revolves in that maw.

And the little one rose so early
to go to the pasture.
She doesn’t walk with neck outstretched
and wanton glances.
She doesn’t paint her eyes with kohl.
She doesn’t ask, Whence cometh my help.

I am not here.
I’ve been in the mountains many days now.
The light will not scorch me. The frost cannot touch me.
Nothing can amaze me now.
I’ve seen worse things in my life.

I tuck my dress tight around my legs and hover
very close to the ground.
What ever was she thinking, that girl?
Wild to look at, unwashed.
For a moment she crouches down.
Her cheeks soft silk,
frostbite on the back of her hand.
She seems distracted, but no,
in fact she’s alert.
She still has a few hours left.
But that’s hardly the object of my meditations.
My thoughts, soft as down, cushion me comfortably.
I’ve found a very simple method,
not so much as a foot-breadth on land
and not flying, either—
hovering at a low altitude.

But as day tends toward noon,
many hours
after sunrise,
that man makes his way up the mountain.
He looks innocent enough.
The girl is right there, near him,
not another soul around.
And if she runs for cover, or cries out—
there’s no place to hide in the mountains.

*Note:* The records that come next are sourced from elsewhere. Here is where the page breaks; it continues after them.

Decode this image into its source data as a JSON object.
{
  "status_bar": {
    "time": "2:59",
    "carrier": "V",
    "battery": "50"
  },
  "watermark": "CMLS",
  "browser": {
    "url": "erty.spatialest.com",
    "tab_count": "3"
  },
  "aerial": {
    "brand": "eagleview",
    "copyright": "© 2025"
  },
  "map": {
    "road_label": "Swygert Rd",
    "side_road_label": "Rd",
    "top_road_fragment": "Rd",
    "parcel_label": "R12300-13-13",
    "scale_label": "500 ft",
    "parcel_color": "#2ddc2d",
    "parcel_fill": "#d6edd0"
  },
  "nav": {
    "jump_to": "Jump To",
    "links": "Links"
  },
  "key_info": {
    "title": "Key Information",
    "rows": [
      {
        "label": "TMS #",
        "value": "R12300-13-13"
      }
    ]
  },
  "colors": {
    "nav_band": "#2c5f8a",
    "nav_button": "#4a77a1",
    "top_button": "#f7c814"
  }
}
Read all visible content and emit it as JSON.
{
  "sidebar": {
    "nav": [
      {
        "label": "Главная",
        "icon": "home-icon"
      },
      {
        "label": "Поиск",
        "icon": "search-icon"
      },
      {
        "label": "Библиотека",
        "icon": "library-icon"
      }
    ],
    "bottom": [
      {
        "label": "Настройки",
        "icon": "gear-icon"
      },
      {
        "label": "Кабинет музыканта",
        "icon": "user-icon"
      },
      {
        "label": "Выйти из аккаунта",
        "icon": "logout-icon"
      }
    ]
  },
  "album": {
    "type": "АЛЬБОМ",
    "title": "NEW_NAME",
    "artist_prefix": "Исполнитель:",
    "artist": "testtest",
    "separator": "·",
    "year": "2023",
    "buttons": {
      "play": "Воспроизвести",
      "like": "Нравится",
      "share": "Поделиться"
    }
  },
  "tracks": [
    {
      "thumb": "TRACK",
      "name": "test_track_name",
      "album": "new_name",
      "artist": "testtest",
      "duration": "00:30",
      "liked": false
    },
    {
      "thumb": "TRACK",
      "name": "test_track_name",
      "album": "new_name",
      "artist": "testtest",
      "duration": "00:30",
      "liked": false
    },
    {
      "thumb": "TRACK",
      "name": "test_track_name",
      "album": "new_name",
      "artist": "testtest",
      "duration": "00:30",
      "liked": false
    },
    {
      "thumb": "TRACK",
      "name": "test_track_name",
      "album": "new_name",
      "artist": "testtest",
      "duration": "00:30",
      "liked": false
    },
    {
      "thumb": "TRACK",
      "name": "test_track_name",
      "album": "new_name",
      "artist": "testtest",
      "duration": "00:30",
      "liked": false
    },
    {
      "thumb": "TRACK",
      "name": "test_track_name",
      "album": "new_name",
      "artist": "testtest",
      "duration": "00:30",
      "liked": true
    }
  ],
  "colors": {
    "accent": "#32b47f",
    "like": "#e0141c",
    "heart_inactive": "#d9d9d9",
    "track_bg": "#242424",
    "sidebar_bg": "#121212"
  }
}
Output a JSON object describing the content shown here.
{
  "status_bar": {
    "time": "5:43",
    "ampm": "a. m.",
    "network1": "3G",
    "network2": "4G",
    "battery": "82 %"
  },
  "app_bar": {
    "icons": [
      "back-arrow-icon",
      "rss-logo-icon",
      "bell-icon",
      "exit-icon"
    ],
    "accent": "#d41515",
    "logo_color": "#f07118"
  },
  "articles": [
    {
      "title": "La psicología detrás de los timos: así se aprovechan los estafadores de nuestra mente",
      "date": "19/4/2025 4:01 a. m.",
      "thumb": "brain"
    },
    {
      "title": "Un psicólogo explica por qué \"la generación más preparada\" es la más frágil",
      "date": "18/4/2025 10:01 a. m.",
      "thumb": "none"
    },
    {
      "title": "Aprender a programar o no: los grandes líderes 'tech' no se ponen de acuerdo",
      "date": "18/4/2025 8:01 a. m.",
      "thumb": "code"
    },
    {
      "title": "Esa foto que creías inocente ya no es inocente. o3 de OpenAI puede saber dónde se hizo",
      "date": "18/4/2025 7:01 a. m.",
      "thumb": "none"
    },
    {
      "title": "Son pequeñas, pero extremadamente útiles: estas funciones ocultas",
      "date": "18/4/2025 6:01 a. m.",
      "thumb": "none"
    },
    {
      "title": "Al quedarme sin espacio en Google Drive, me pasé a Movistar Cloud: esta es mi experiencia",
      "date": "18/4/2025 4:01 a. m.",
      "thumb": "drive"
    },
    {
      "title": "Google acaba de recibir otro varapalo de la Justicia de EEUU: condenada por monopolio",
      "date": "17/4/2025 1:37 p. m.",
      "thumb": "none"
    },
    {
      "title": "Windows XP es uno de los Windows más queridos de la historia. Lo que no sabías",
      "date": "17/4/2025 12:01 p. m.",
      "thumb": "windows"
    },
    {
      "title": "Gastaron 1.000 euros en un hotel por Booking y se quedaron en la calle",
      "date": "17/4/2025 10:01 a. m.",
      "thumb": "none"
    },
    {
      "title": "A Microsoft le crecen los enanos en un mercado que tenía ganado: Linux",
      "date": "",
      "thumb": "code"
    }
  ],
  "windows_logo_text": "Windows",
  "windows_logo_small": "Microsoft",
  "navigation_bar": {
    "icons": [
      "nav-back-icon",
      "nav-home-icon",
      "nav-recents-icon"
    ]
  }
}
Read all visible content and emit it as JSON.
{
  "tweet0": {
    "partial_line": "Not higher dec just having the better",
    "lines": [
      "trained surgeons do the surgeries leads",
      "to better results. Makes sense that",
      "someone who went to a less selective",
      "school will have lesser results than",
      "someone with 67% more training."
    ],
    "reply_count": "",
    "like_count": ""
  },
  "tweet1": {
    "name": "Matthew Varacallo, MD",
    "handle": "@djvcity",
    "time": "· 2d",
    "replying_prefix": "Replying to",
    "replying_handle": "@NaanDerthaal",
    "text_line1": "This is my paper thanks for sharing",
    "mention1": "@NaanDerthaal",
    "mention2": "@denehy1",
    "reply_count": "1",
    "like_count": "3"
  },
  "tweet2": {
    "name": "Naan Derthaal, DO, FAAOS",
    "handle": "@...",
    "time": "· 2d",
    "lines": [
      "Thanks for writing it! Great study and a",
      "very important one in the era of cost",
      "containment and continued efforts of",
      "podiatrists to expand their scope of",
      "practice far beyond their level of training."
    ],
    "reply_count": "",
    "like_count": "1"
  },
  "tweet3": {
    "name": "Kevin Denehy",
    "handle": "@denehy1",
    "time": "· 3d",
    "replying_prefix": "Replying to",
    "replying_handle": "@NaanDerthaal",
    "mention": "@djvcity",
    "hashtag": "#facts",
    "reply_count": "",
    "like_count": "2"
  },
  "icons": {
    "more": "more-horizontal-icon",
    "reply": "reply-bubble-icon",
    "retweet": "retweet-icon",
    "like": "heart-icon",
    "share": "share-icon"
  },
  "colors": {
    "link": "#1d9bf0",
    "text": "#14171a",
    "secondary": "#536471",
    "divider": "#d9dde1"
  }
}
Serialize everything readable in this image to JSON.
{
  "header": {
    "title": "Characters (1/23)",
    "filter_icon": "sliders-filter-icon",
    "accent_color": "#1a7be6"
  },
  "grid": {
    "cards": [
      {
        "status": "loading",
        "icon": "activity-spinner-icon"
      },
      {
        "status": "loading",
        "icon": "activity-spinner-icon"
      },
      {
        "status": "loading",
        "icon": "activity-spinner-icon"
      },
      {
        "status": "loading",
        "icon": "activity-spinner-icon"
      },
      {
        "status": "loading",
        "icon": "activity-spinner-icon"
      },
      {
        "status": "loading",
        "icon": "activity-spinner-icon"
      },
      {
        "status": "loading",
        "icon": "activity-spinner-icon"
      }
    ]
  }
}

I am not here.
I’m above those savage mountain ranges
in the farthest reaches of the East.
No need to elaborate.
With a single hurling thrust one can hover
and whirl about with the speed of the wind.
Can make a getaway and persuade myself:
I haven’t seen a thing.
And the little one, her eyes start from their sockets,
her palate is dry as a potsherd,
when a hard hand grasps her hair, gripping her
without a shred of pity.